Which lines in the records below contain the word "Platform"? Copy each one.
Segment Start: RECORDS FOR THIS TASK
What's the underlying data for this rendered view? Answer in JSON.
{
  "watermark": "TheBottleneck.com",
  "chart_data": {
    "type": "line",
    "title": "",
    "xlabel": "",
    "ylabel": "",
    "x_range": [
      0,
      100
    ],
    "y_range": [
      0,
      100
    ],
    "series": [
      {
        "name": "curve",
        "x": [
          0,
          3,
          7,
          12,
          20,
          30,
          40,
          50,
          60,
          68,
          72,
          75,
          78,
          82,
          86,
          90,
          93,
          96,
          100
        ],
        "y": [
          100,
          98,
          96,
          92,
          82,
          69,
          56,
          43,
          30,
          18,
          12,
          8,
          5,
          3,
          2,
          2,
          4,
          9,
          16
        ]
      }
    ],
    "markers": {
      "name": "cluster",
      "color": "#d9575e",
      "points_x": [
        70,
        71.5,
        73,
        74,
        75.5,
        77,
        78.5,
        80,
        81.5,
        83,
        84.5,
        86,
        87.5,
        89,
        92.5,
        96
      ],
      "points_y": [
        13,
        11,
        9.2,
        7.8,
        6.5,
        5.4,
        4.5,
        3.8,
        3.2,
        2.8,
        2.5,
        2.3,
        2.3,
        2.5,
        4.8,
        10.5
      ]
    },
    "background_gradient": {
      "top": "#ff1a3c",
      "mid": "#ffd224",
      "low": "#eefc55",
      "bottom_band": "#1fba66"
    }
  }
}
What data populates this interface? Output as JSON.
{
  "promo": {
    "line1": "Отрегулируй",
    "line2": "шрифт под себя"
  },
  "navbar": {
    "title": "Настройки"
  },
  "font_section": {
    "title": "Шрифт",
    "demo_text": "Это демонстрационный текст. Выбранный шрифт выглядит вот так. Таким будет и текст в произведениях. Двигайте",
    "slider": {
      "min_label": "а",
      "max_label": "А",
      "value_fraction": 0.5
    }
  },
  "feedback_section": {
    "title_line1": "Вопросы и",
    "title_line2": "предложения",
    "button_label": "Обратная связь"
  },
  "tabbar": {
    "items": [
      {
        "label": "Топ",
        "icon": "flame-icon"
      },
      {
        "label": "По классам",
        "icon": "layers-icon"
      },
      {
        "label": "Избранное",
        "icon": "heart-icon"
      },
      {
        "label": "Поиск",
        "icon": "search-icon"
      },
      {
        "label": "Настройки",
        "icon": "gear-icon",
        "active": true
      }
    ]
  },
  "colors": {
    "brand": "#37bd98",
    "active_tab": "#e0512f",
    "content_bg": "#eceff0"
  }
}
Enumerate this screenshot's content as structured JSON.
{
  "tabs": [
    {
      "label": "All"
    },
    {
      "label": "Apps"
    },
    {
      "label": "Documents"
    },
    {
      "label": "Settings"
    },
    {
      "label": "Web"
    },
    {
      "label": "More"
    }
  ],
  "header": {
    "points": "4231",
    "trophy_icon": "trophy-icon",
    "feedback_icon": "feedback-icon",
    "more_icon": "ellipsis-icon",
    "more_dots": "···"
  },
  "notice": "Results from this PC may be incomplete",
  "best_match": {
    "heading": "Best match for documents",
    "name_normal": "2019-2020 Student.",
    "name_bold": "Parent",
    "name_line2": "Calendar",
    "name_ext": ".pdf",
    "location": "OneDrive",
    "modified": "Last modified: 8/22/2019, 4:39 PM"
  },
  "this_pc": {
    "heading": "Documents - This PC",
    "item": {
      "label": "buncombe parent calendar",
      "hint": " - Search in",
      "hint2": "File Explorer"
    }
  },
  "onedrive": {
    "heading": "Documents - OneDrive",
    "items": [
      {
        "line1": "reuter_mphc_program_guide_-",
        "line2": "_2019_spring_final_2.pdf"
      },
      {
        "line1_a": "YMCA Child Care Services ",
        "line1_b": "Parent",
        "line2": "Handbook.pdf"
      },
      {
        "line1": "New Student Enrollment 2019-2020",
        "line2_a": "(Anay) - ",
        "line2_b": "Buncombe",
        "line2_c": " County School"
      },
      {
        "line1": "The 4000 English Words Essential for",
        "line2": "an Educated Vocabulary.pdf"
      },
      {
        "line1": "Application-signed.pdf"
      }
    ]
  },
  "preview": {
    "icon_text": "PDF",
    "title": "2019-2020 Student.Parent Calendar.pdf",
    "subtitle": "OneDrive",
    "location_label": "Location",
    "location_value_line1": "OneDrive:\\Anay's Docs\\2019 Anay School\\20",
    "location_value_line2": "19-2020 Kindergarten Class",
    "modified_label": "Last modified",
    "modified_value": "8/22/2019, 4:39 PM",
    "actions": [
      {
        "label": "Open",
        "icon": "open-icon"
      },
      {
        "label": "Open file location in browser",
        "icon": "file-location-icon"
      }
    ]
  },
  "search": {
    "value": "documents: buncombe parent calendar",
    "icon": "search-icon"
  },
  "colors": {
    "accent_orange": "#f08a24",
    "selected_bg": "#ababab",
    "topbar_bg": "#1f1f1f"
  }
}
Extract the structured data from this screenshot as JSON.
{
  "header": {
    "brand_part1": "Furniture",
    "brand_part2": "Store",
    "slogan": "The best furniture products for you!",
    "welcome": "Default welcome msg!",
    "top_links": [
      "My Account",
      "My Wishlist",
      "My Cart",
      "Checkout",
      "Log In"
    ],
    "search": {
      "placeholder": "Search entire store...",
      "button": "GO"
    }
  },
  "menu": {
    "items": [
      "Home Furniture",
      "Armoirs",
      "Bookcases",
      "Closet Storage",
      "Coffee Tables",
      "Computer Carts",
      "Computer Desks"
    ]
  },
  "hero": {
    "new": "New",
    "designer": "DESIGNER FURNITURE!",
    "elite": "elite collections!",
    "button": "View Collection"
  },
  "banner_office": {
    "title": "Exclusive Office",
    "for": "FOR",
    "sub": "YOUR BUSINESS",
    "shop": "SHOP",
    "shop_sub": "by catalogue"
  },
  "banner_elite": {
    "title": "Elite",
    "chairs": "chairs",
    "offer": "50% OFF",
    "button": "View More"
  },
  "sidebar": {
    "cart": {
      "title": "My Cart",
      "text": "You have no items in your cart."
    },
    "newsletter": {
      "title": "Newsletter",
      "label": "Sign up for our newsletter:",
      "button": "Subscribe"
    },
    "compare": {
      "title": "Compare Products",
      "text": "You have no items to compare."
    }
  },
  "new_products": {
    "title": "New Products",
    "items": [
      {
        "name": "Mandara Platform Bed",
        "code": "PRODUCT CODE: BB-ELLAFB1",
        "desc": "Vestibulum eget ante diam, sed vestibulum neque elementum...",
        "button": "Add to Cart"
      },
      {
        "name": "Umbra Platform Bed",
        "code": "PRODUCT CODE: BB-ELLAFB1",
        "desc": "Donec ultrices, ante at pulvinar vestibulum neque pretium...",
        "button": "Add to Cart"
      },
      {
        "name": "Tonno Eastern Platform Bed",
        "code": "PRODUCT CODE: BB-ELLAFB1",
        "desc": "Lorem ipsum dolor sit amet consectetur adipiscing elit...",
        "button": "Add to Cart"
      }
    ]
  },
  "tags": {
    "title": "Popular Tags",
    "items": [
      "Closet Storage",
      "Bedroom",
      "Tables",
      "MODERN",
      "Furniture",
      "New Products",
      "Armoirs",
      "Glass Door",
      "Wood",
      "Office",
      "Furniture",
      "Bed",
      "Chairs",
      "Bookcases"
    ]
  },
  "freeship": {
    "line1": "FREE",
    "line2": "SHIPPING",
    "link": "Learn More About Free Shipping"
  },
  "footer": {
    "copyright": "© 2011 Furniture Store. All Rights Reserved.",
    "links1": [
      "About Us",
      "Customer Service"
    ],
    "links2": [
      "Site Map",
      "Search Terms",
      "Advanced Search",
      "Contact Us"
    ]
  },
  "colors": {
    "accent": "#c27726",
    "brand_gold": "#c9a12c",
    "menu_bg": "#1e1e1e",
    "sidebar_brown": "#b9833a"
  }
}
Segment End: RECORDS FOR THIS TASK
• [SOLVED PROBLEM]:
        "name": "Mandara Platform Bed",
        "name": "Umbra Platform Bed",
        "name": "Tonno Eastern Platform Bed",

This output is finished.